'World's last' WWI veteran Florence Green dies aged 110
- 7 February 2012
- From the section Norfolk
A woman thought to be the world's last known surviving service member of World War I has died aged 110.
Florence Green, from King's Lynn, Norfolk, served as a mess steward at RAF bases in Marham and Narborough.
She died in her sleep on Saturday night at Briar House care home, King's Lynn. Mrs Green had been due to celebrate her 111th birthday on 19 February.
The world's last known combat veteran of World War I, Briton Claude Choules, died in Australia aged 110 in May 2011.
The last three World War I veterans living in the UK - Bill Stone, Henry Allingham and Harry Patch - all died in 2009.
Mrs Green leaves behind three children, four grandchildren and seven great grandchildren.
Her husband Walter - an army veteran who served in both world wars and a porter at King's Lynn station - died aged 82 in about 1975, one of her daughters said.
The 110-year-old had been at the care home since the end of November. She previously lived in King's Lynn with her daughter May, aged 90.
Mrs Green's other daughter June Evetts, 76, lives in Oundle, Northamptonshire, and her son Bob, 85, lives in Edinburgh.
Born in London before moving to Norfolk, Mrs Green was 17 years old when she joined the Women's Royal Air Force (WRAF) on 13 September 1918 - two months before the armistice.
She left on 18 July 1919.
In 2010 Mrs Green's story emerged after a researcher uncovered her records.
Mrs Evetts said: "She was just the most wonderful mother you could ask for. No-one had a bad word to say about her."
She said her mother had rarely talked about her work with the WRAF as she "didn't like to blow her own trumpet", but added she was "proud of her service and loved the people she worked with".
"I'm ever so proud of her. It's such an achievement to be that last person," Mrs Evetts said.
After she left the WRAF, the mess steward married at the age of 19 and worked for much of her life at a hotel in King's Lynn.
In her spare time she was heavily involved with the Royal British Legion and knitted clothes and toys for children.
Mrs Evetts said her mother used to crochet blankets for children at the local Queen Elizabeth Hospital up until her 90s.
Sue Bray, administrator at Mrs Green's care home, said: "She really was a lovely lady.
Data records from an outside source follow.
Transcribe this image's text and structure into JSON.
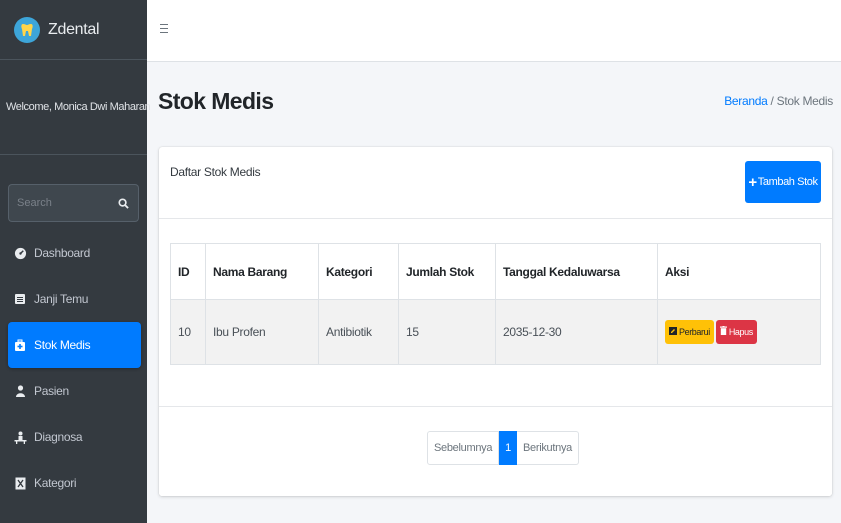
{
  "brand": {
    "name": "Zdental",
    "logo_icon": "tooth-icon"
  },
  "user": {
    "welcome": "Welcome, Monica Dwi Maharan"
  },
  "search": {
    "placeholder": "Search"
  },
  "sidebar": {
    "items": [
      {
        "label": "Dashboard",
        "icon": "dashboard-icon"
      },
      {
        "label": "Janji Temu",
        "icon": "calendar-icon"
      },
      {
        "label": "Stok Medis",
        "icon": "medkit-icon",
        "active": true
      },
      {
        "label": "Pasien",
        "icon": "user-icon"
      },
      {
        "label": "Diagnosa",
        "icon": "diagnosis-icon"
      },
      {
        "label": "Kategori",
        "icon": "category-icon"
      }
    ]
  },
  "page": {
    "title": "Stok Medis"
  },
  "breadcrumb": {
    "home": "Beranda",
    "separator": "/",
    "current": "Stok Medis"
  },
  "card": {
    "title": "Daftar Stok Medis",
    "add_button": {
      "plus": "+",
      "label": "Tambah Stok"
    }
  },
  "table": {
    "headers": [
      "ID",
      "Nama Barang",
      "Kategori",
      "Jumlah Stok",
      "Tanggal Kedaluwarsa",
      "Aksi"
    ],
    "rows": [
      {
        "id": "10",
        "nama": "Ibu Profen",
        "kategori": "Antibiotik",
        "jumlah": "15",
        "tanggal": "2035-12-30",
        "edit": "Perbarui",
        "delete": "Hapus"
      }
    ]
  },
  "pagination": {
    "prev": "Sebelumnya",
    "current": "1",
    "next": "Berikutnya"
  },
  "colors": {
    "primary": "#007bff",
    "sidebar": "#343a40",
    "warning": "#ffc107",
    "danger": "#dc3545"
  }
}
Everyone thought a lot of her. She will be sadly missed."
Group Captain David Cooper, station commander at RAF Marham, said in a statement he was very sad to hear that Mrs Green had died and added members of the airforce would be at her funeral.
Speaking to the BBC in 2010, Mrs Green said she had served breakfast, lunch and tea in the WRAF and had got to know many different people during her service.
She added she "learned a lot of different things" and had a "good time" there.
According to The National Archives, the WRAF was created to free up men for active service.
It said women had to undertake a variety of jobs and were used as drivers, mechanics, cooks and office clerks.
At first they were based in Britain, but later about 500 women served in France and Germany.
The WRAF was disbanded on 1 April 1920.
At the start of World War II, the Women's Auxiliary Air Force was formed and renamed the Women's Royal Air Force on 1 February 1949.
Mrs Green's funeral will be held at Mintlyn Crematorium, Bawsey, in Norfolk, on 16 February, her funeral directors confirmed.